On Galtar and the Golden Lance, Rak and his son, Tuk, are mercenaries who serve either Galtar or Tormack, depending on the circumstances.
Zuko from Avatar: The Last Airbender starts out this way. He is the first antagonist, but is given enough sympathy points through out the first season that it is more than a bit hazy on which side of the fence he'll wind up. He ends up choosing evil over good...then, realizing what a mistake this was, chooses good over evil.
Its sequel series, The Legend of Korra, follows the tradition but alters the execution - the masked and compelling Amon has a sympathetic backstory told by himself, a number of legitimate points, a mysterious and horrifying ability that he's thus far only used on the deserving and a meticulous, effortless brand of manipulation that throws everything he says and all his motives into question. While he eventually goes past the Moral Event Horizon and his backstory is revealed to be a lie, his true backstory is still a very tragic one and Tarrlok states his belief that he really does believe that what he's doing is the right thing, thus keeping him under this trope.

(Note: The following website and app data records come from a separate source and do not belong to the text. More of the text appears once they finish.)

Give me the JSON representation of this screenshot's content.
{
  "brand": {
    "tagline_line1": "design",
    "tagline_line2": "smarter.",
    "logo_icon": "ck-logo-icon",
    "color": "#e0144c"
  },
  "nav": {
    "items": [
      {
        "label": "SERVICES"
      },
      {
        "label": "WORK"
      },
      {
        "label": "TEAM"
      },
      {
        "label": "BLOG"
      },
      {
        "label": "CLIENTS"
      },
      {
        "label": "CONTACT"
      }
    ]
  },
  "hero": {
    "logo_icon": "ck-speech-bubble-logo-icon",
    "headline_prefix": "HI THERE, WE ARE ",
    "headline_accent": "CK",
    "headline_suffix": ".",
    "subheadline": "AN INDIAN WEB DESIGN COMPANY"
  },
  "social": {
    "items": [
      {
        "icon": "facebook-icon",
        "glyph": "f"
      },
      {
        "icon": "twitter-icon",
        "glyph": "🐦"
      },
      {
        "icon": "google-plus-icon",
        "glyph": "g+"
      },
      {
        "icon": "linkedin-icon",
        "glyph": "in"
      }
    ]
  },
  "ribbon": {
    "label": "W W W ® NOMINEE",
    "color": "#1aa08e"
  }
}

The rest of TheEqualists belong here as well, despite being relatively minor characters, (there's only four Equalists who have any lines and only two of them actually have names). They do try to eliminate bending from the world, but only in an effort to make things, well, equal. Many are implied to be out for revenge against benders for what they percieve to be being treated as second-class citizens, but it's easy to imagine that a good percentage of them see themselves as crusaders of justice fighting to put everyone on the same playing field. The Lieutenant in particular becomes very angry when he sees proof that Amon is a hypocrite and a bender.
He goes straight into evil territory when he's revealed to be working for Vaatu, spirit of chaos.
On Adventure Time,Marceline was this trope in at least her first few appearances, where it was sort of unclear if she was actually going to start killing people or was just messing with Finn and Jake. More recent episodes portray her as basically good, if somewhat mischievous and perhaps capable of true nastiness.
Peppermint Butler can talk to you in your dreams, likes the taste of human flesh, just mentioning that you know him will get Death himself to do favors for you, and when Finn tried to expose his true aura, he embarrassingly remarked, "You don't want to see that." He's still a loyal butler to his not-evil princess, and occasionally helpful.
Flame Princess. Though she comes from an evil race and has willingly caused massive damage, she does not seem to have any real malice in her actions. Time will tell where she really falls.
Lemongrab. He takes the "Well-Intentioned Extremist" and "Ambiguous Disorder" tropes and stretches them so far that we're not sure if he's evil or just extremely crazy and amoral. The worst thing he's ever done in the show is torture children in an electrical chamber, but it's possible that during this part, he was legitimately insane. He also appears to have a loving family, so it's complicated.
MacBeth in Gargoyles. He's quite ruthless about achieving his goals but his main goal is to destroy Big Bad Demona (and thus himself) and he has his share of Pet the Dog moments.
In El Tigre, Manny Rivera often swings between good and evil. In one episode, a device that detects if a person is good or evil exploded when he went through it.
In Warhammer 40,000 this is the Alpha Legion's hat, down to the last man. While they sided with Horus during the Horus Heresy, they were apparently attempting to fulfill a prophecy in which Chaos would be destroyed permanently (at the cost of the human race albeit). After the Heresy, they're the only legion not present in the eye of terror, and are generally planning something...